If the U.S. labor sector experiences a third sub-100,000 or so print over the past three months, financial markets will move to swiftly price in either a third rate cut in 2019 or a 50-basis-point cut at the July 29-30 meeting, despite the recent protestations of various Fed rhetoric. A near-consensus print would not alter the likely path of rate policy, which points toward two remaining 25-basis-point rate cuts this year.
Over the past three months, the household survey has averaged a loss of 64,000 jobs per month, which is in contrast with the 100,000 or so necessary to maintain a stable unemployment rate. Given the labor dynamics in the household survey that have emerged over the past six months, we think that the unemployment rate has bottomed for the business cycle and is poised to begin slowly rising as the economy moves back toward or below the long term-trend of 1.8% growth.
Manufacturing under pressure
We are growing more concerned about the pace of hiring in the manufacturing sector as the global growth slowdown in industrial production accelerates. Over the past six months, manufacturing has added an average of 2,000 jobs per month and only 5,000 in total over the past three months.
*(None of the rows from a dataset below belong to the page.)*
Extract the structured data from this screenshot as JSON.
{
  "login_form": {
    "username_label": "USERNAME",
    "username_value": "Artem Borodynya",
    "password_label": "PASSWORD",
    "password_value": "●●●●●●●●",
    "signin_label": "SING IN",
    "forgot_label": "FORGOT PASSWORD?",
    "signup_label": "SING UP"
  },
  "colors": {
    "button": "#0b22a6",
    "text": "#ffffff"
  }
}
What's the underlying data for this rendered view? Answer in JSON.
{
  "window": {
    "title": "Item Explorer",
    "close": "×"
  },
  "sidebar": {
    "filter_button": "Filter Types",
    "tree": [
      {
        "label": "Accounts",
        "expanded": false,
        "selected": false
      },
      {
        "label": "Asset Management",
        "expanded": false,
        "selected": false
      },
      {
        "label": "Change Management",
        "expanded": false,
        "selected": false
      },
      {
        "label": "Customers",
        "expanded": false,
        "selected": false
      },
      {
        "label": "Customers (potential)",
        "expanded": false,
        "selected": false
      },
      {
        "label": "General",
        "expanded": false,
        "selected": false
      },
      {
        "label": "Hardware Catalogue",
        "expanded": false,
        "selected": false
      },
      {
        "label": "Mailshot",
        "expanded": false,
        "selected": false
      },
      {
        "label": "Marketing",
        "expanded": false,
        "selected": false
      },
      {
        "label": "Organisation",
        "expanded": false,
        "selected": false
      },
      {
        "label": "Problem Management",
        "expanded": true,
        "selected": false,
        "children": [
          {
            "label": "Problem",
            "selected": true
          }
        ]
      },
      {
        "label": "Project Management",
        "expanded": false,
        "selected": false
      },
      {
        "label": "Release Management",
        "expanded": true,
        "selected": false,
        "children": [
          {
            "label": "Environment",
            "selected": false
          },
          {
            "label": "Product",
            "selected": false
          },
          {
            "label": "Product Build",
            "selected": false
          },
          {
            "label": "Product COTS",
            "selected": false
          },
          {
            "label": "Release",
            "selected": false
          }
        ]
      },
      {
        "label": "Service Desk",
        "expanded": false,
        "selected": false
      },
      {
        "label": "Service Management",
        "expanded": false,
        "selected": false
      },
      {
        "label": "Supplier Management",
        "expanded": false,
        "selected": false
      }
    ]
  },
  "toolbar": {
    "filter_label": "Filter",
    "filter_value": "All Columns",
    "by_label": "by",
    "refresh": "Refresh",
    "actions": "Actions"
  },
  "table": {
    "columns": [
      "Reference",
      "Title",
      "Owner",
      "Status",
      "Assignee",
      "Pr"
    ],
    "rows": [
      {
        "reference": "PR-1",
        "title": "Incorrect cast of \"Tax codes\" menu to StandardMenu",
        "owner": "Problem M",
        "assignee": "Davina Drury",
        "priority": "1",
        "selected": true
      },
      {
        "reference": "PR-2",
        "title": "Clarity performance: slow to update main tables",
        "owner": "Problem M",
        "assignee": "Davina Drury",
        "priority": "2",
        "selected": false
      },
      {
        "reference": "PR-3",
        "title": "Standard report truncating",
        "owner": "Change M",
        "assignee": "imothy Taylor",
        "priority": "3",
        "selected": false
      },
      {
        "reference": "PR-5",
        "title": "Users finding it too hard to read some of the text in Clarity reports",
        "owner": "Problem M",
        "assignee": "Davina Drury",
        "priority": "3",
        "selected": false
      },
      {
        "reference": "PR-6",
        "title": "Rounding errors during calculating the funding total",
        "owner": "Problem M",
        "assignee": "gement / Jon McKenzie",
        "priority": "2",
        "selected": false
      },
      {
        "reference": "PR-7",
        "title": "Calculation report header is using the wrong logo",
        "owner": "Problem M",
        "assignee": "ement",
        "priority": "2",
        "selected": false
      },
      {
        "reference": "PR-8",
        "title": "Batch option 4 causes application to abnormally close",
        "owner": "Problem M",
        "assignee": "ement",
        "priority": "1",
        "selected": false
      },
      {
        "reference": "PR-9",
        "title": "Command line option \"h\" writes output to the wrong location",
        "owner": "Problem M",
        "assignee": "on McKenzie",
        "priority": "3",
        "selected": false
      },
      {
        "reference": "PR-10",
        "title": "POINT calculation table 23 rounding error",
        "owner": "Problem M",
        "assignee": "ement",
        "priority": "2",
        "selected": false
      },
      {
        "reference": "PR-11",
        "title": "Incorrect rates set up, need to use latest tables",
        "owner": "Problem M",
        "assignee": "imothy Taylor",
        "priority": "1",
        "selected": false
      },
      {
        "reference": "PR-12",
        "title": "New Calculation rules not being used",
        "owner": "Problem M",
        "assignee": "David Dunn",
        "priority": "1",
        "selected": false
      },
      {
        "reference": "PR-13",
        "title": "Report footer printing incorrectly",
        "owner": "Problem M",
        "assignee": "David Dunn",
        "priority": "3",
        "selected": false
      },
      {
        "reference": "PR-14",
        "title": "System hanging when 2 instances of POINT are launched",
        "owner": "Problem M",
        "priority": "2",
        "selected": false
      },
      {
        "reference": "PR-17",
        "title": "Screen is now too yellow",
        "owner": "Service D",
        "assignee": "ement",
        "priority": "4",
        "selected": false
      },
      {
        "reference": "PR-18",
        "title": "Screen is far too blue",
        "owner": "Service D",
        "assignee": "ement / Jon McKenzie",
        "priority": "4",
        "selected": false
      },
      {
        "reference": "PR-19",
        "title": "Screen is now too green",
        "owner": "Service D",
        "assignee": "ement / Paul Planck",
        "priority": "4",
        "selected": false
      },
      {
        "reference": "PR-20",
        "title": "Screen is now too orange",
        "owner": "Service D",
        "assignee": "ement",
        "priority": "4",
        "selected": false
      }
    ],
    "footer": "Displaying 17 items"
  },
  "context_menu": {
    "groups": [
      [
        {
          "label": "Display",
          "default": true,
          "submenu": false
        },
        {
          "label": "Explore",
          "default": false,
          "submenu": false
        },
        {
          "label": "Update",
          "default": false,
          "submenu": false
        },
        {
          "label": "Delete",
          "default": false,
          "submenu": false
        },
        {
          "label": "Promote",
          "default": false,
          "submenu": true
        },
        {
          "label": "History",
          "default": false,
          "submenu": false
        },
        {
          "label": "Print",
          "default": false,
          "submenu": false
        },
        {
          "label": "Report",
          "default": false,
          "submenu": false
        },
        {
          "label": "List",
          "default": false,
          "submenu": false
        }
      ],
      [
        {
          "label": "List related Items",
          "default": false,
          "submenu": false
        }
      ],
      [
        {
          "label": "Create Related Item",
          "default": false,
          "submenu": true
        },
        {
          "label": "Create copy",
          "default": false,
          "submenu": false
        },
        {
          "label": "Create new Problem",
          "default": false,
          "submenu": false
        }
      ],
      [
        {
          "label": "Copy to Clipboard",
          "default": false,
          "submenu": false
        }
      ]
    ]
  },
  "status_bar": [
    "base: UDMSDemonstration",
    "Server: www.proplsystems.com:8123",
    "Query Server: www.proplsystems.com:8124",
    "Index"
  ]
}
Weak auto sales and production, disrupted supply chains linked to design problems with Boeing aircraft, and the impact of the trade war on the margin all point to a continuation of hiring weakness in manufacturing, with the risk of a negative print, given the aforementioned developments.On Monday the Institute for Supply Management Index–a key measure of U.S. manufacturing–fell to 51.7 in June, its third straight monthly decline.
In addition, trade and transport hiring has slowed noticeably over the past four months, and actually declined by an average of 5,000 jobs over the past three months, which is likely linked to the uncertain direction of trade policy out of Washington, DC. While, the “uncertainty tax” imposed by the shift to protectionist trade polices out of Washington has yet to extract a large price in terms of jobs, if the temporary truce in the trade war doesn’t lead to an equitable solution between Washington and Beijing, this will become an evolving narrative heading toward the 2020 U.S. presidential election.
On a three-month average annualized pace, average hourly earnings have decelerated to 2.7% from a cyclical peak of 3.4% in February 2019. Unless both the top line and household estimate reverse course and reaccelerate back toward hiring levels consistent with 2017-18, it is highly probable that the economy has observed a cyclical peak in wages. We expect a 0.2% increase in wages for June.
Since June tends to see volatility in education hiring, we think there is some risk of a softer pace of hiring on the month. That being said, traditional summer hiring of leisure and hospitality workers should get off to a strong start due to the solid increase in the pace of travel this summer, which will almost certainly be accompanied by solid rebounds in business services, goods producing and construction-related jobs.